Please count the lines in these records that contain "translation" and give only that count.

* Recorded data *
┌────────
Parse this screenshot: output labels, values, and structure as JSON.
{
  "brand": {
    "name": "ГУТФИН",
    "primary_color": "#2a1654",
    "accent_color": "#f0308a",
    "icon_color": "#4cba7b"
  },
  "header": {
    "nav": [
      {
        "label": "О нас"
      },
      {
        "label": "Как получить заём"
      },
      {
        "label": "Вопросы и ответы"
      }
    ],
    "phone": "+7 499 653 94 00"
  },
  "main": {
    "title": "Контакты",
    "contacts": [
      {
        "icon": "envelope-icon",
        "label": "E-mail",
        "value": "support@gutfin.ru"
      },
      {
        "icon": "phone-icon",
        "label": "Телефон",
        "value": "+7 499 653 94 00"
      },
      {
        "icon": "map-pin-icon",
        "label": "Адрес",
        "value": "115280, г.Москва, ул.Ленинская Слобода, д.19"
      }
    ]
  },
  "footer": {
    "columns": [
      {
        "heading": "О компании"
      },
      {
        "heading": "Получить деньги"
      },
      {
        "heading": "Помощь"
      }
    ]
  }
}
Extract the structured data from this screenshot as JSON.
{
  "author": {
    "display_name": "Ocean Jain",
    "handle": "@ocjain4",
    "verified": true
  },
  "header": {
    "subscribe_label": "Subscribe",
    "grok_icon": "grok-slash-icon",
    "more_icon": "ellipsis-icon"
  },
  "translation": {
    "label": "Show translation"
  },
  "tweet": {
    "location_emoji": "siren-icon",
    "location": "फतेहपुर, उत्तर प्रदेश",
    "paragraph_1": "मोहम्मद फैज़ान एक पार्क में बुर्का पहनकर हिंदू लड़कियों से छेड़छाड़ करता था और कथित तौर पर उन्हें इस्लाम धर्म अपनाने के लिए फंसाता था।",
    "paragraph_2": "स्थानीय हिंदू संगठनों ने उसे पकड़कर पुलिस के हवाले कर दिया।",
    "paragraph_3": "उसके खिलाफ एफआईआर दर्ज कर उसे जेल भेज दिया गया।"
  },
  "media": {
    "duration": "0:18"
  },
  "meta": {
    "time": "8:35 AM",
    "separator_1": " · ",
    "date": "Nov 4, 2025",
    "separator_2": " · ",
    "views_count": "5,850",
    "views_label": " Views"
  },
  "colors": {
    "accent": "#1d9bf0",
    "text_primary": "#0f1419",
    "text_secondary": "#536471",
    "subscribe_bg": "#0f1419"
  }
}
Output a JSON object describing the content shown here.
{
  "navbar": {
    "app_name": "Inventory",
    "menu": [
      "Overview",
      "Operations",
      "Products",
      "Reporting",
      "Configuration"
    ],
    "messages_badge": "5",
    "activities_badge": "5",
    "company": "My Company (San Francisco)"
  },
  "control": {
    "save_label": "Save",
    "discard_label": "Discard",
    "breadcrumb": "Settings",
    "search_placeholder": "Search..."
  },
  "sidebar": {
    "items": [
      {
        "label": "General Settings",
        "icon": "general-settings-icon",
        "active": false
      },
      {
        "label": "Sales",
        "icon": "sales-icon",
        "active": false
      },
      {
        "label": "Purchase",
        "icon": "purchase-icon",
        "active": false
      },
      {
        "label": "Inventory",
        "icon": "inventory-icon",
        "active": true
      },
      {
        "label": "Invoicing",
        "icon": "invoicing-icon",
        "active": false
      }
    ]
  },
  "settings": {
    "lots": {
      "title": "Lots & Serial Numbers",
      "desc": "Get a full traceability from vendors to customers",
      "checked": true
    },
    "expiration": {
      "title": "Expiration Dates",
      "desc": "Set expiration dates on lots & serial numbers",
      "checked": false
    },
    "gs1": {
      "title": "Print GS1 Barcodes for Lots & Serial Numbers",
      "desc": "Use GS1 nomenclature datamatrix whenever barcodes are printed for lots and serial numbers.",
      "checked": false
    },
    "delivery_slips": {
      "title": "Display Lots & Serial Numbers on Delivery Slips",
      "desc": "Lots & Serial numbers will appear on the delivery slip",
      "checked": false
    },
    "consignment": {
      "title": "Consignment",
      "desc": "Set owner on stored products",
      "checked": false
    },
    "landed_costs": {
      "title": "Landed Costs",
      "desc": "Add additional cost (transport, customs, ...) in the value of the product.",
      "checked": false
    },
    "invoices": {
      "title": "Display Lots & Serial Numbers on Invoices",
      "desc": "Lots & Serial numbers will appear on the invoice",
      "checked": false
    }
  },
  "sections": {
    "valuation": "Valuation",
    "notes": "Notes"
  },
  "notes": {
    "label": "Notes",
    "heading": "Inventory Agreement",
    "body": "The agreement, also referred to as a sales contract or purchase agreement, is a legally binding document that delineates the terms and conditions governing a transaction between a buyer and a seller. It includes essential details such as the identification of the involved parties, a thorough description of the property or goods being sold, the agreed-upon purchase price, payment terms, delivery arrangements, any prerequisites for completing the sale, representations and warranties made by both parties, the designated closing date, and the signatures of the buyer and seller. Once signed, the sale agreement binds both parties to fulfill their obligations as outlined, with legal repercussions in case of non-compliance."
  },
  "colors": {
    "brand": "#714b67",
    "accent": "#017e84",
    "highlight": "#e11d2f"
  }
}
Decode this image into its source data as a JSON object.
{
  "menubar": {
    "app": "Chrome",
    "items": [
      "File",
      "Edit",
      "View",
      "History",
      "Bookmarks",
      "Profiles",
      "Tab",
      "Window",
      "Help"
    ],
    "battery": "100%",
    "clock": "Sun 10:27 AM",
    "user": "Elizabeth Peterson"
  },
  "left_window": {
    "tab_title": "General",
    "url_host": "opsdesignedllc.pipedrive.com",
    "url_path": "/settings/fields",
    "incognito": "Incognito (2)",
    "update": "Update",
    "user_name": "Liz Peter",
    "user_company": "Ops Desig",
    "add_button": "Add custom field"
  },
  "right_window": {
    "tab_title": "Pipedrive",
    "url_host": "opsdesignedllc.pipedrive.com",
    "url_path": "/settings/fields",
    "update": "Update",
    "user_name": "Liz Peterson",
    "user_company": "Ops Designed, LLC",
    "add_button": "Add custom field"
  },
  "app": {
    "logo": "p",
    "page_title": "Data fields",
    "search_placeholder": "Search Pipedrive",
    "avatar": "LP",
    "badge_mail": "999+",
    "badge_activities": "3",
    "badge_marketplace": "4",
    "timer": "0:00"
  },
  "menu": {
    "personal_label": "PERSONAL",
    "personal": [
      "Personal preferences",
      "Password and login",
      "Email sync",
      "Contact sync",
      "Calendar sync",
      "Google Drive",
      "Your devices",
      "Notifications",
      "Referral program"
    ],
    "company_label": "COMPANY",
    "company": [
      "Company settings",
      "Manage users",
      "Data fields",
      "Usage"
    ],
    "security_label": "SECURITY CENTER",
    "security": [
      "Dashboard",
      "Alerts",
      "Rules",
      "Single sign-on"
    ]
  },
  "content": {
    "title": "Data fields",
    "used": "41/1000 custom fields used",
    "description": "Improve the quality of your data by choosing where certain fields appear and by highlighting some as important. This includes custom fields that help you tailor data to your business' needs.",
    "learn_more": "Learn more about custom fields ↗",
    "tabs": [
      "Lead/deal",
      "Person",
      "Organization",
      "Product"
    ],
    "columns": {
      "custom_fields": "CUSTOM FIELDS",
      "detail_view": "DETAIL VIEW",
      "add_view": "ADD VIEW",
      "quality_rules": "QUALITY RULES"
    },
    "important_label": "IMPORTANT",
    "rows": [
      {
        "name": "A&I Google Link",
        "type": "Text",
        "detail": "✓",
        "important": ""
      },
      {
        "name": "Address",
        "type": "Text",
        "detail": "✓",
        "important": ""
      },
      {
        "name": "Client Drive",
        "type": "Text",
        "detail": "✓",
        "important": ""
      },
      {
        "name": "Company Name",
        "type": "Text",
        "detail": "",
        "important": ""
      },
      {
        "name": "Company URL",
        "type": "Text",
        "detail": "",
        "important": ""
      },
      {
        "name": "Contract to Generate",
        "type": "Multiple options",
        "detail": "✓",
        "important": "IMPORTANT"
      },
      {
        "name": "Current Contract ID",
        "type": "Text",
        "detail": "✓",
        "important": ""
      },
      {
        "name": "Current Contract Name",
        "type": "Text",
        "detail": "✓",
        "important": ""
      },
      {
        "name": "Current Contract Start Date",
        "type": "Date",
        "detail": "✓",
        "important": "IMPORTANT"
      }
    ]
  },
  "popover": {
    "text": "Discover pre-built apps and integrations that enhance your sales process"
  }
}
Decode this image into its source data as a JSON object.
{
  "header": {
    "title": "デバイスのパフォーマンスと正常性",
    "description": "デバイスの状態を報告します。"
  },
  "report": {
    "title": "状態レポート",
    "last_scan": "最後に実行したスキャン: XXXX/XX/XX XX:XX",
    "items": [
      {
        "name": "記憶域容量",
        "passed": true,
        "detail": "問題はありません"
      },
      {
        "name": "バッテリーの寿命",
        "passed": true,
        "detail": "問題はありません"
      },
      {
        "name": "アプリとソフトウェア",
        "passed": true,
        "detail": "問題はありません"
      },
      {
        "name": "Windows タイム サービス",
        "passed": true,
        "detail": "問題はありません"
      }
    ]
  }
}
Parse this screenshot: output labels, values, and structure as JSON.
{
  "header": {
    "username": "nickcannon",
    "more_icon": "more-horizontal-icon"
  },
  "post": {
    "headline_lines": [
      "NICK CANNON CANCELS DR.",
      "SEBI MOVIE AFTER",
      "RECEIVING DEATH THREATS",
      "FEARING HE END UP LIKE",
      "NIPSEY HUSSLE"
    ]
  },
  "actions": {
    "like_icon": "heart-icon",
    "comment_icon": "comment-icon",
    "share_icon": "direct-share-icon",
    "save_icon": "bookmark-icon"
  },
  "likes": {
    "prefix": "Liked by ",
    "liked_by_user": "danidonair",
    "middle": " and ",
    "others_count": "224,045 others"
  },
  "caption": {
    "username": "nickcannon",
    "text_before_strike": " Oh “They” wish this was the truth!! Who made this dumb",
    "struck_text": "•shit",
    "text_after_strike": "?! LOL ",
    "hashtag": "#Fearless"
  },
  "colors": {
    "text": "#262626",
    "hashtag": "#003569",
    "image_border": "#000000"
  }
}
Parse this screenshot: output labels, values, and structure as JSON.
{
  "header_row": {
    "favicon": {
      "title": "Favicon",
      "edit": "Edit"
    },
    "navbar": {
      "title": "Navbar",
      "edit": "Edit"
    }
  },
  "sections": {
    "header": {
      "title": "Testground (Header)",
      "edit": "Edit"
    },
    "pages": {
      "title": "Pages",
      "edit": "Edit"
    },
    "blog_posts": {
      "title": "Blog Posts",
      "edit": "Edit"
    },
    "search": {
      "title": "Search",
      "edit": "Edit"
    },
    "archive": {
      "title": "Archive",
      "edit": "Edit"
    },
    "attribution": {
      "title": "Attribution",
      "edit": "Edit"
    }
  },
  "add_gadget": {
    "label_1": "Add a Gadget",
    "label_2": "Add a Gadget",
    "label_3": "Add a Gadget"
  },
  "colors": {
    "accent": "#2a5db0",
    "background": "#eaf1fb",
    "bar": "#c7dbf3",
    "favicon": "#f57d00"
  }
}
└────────
* Reply to the exercise *
2